The problem:
The listing below must be reproduced in full, exactly as written.

Extracted entries:

BEGIN

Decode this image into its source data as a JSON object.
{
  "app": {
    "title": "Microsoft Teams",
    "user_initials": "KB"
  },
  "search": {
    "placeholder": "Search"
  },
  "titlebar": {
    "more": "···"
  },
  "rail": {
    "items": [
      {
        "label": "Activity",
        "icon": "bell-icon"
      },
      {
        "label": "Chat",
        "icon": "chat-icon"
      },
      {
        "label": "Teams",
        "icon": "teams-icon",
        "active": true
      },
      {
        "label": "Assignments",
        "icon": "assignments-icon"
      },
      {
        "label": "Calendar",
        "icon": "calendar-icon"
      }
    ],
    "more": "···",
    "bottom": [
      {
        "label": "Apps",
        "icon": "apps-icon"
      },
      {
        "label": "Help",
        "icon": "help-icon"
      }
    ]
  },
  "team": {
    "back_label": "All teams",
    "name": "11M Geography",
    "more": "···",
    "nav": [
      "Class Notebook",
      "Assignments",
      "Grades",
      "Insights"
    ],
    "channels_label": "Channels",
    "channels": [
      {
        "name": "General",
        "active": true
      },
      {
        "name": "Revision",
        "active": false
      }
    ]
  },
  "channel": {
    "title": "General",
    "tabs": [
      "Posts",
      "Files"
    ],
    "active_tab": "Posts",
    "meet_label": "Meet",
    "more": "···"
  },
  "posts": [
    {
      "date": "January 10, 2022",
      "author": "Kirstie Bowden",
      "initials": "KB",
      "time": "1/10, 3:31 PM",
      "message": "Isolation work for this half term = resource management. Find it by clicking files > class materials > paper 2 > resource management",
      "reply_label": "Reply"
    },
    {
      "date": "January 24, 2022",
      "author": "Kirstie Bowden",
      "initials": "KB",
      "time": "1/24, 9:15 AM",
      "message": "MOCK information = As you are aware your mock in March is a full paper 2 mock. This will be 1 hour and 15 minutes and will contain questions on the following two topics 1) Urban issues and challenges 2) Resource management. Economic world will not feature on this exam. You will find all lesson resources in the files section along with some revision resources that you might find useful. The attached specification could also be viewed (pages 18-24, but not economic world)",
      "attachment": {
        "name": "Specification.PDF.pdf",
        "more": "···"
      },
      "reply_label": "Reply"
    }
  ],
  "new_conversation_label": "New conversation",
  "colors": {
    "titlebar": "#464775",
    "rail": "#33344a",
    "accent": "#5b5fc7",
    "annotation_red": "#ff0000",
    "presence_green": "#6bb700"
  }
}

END

Finished exercise:
Decode this image into its source data as a JSON object.
{
  "app": {
    "title": "Microsoft Teams",
    "user_initials": "KB"
  },
  "search": {
    "placeholder": "Search"
  },
  "titlebar": {
    "more": "···"
  },
  "rail": {
    "items": [
      {
        "label": "Activity",
        "icon": "bell-icon"
      },
      {
        "label": "Chat",
        "icon": "chat-icon"
      },
      {
        "label": "Teams",
        "icon": "teams-icon",
        "active": true
      },
      {
        "label": "Assignments",
        "icon": "assignments-icon"
      },
      {
        "label": "Calendar",
        "icon": "calendar-icon"
      }
    ],
    "more": "···",
    "bottom": [
      {
        "label": "Apps",
        "icon": "apps-icon"
      },
      {
        "label": "Help",
        "icon": "help-icon"
      }
    ]
  },
  "team": {
    "back_label": "All teams",
    "name": "11M Geography",
    "more": "···",
    "nav": [
      "Class Notebook",
      "Assignments",
      "Grades",
      "Insights"
    ],
    "channels_label": "Channels",
    "channels": [
      {
        "name": "General",
        "active": true
      },
      {
        "name": "Revision",
        "active": false
      }
    ]
  },
  "channel": {
    "title": "General",
    "tabs": [
      "Posts",
      "Files"
    ],
    "active_tab": "Posts",
    "meet_label": "Meet",
    "more": "···"
  },
  "posts": [
    {
      "date": "January 10, 2022",
      "author": "Kirstie Bowden",
      "initials": "KB",
      "time": "1/10, 3:31 PM",
      "message": "Isolation work for this half term = resource management. Find it by clicking files > class materials > paper 2 > resource management",
      "reply_label": "Reply"
    },
    {
      "date": "January 24, 2022",
      "author": "Kirstie Bowden",
      "initials": "KB",
      "time": "1/24, 9:15 AM",
      "message": "MOCK information = As you are aware your mock in March is a full paper 2 mock. This will be 1 hour and 15 minutes and will contain questions on the following two topics 1) Urban issues and challenges 2) Resource management. Economic world will not feature on this exam. You will find all lesson resources in the files section along with some revision resources that you might find useful. The attached specification could also be viewed (pages 18-24, but not economic world)",
      "attachment": {
        "name": "Specification.PDF.pdf",
        "more": "···"
      },
      "reply_label": "Reply"
    }
  ],
  "new_conversation_label": "New conversation",
  "colors": {
    "titlebar": "#464775",
    "rail": "#33344a",
    "accent": "#5b5fc7",
    "annotation_red": "#ff0000",
    "presence_green": "#6bb700"
  }
}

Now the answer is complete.